---------- Supplied entries ----------

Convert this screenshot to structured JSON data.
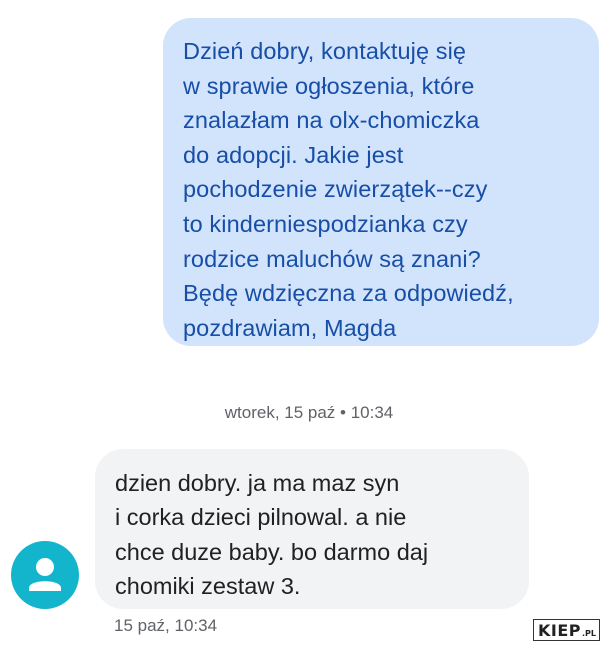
{
  "outgoing_message": {
    "lines": [
      "Dzień dobry, kontaktuję się",
      "w sprawie ogłoszenia, które",
      "znalazłam na olx-chomiczka",
      "do adopcji. Jakie jest",
      "pochodzenie zwierzątek--czy",
      "to kinderniespodzianka czy",
      "rodzice maluchów są znani?",
      "Będę wdzięczna za odpowiedź,",
      "pozdrawiam, Magda"
    ]
  },
  "date_separator": "wtorek, 15 paź • 10:34",
  "incoming_message": {
    "lines": [
      "dzien dobry. ja ma maz syn",
      "i corka dzieci pilnowal. a nie",
      "chce  duze baby. bo darmo  daj",
      "chomiki zestaw 3."
    ],
    "timestamp": "15 paź, 10:34",
    "avatar_icon": "person-icon"
  },
  "watermark": {
    "main": "KIEP",
    "suffix": ".PL"
  },
  "colors": {
    "outgoing_bubble": "#d2e3fc",
    "outgoing_text": "#174ea6",
    "incoming_bubble": "#f1f3f4",
    "avatar": "#12b5cb"
  }
}
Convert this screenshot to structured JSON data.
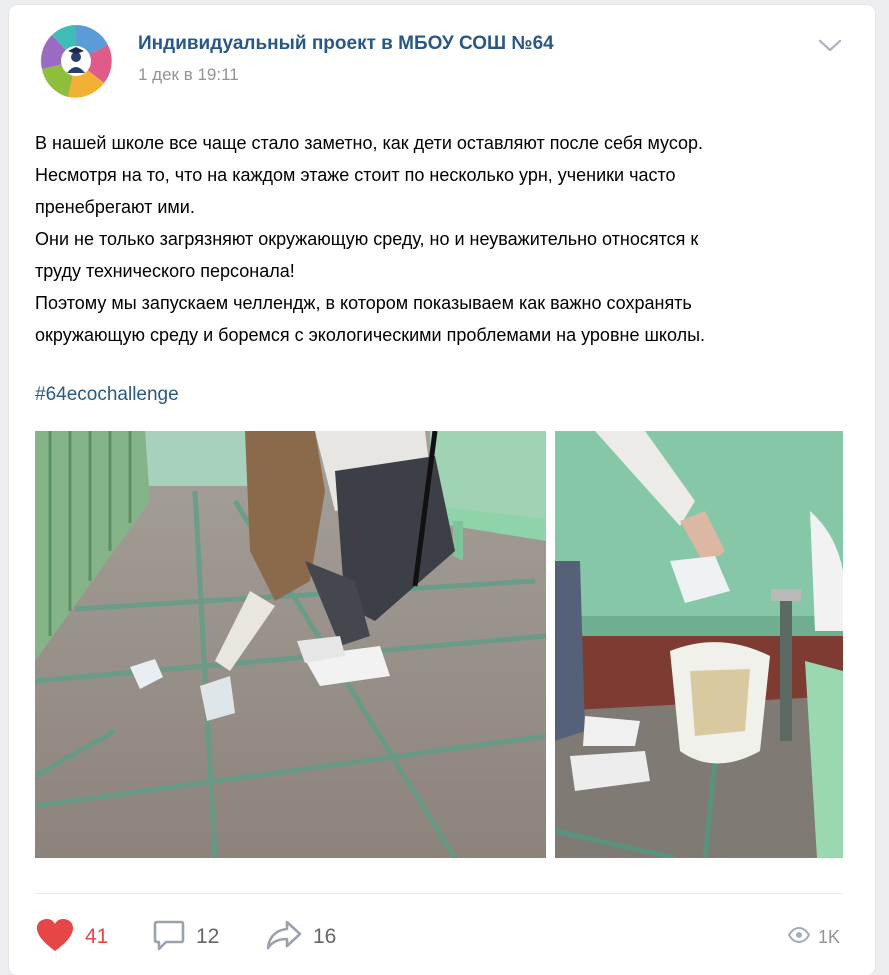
{
  "post": {
    "author": "Индивидуальный проект в МБОУ СОШ №64",
    "date": "1 дек в 19:11",
    "text": [
      "В нашей школе все чаще стало заметно, как дети оставляют после себя мусор.",
      "Несмотря на то, что на каждом этаже стоит по несколько урн, ученики часто",
      "пренебрегают ими.",
      "Они не только загрязняют окружающую среду, но и неуважительно относятся к",
      "труду технического персонала!",
      "Поэтому мы запускаем челлендж, в котором показываем как важно сохранять",
      "окружающую среду и боремся с экологическими проблемами на уровне школы."
    ],
    "hashtag": "#64ecochallenge"
  },
  "actions": {
    "likes": "41",
    "comments": "12",
    "shares": "16",
    "views": "1K"
  },
  "colors": {
    "link": "#2a5885",
    "like": "#e64646",
    "muted": "#939393",
    "icon": "#99a2ad"
  },
  "icons": {
    "menu": "chevron-down-icon",
    "like": "heart-icon",
    "comment": "comment-icon",
    "share": "share-arrow-icon",
    "views": "eye-icon"
  }
}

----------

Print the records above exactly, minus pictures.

Convert this screenshot to structured JSON data.
{
  "outgoing_message": {
    "lines": [
      "Dzień dobry, kontaktuję się",
      "w sprawie ogłoszenia, które",
      "znalazłam na olx-chomiczka",
      "do adopcji. Jakie jest",
      "pochodzenie zwierzątek--czy",
      "to kinderniespodzianka czy",
      "rodzice maluchów są znani?",
      "Będę wdzięczna za odpowiedź,",
      "pozdrawiam, Magda"
    ]
  },
  "date_separator": "wtorek, 15 paź • 10:34",
  "incoming_message": {
    "lines": [
      "dzien dobry. ja ma maz syn",
      "i corka dzieci pilnowal. a nie",
      "chce  duze baby. bo darmo  daj",
      "chomiki zestaw 3."
    ],
    "timestamp": "15 paź, 10:34",
    "avatar_icon": "person-icon"
  },
  "watermark": {
    "main": "KIEP",
    "suffix": ".PL"
  },
  "colors": {
    "outgoing_bubble": "#d2e3fc",
    "outgoing_text": "#174ea6",
    "incoming_bubble": "#f1f3f4",
    "avatar": "#12b5cb"
  }
}
Convert this screenshot to structured JSON data.
{
  "post": {
    "author": "Индивидуальный проект в МБОУ СОШ №64",
    "date": "1 дек в 19:11",
    "text": [
      "В нашей школе все чаще стало заметно, как дети оставляют после себя мусор.",
      "Несмотря на то, что на каждом этаже стоит по несколько урн, ученики часто",
      "пренебрегают ими.",
      "Они не только загрязняют окружающую среду, но и неуважительно относятся к",
      "труду технического персонала!",
      "Поэтому мы запускаем челлендж, в котором показываем как важно сохранять",
      "окружающую среду и боремся с экологическими проблемами на уровне школы."
    ],
    "hashtag": "#64ecochallenge"
  },
  "actions": {
    "likes": "41",
    "comments": "12",
    "shares": "16",
    "views": "1K"
  },
  "colors": {
    "link": "#2a5885",
    "like": "#e64646",
    "muted": "#939393",
    "icon": "#99a2ad"
  },
  "icons": {
    "menu": "chevron-down-icon",
    "like": "heart-icon",
    "comment": "comment-icon",
    "share": "share-arrow-icon",
    "views": "eye-icon"
  }
}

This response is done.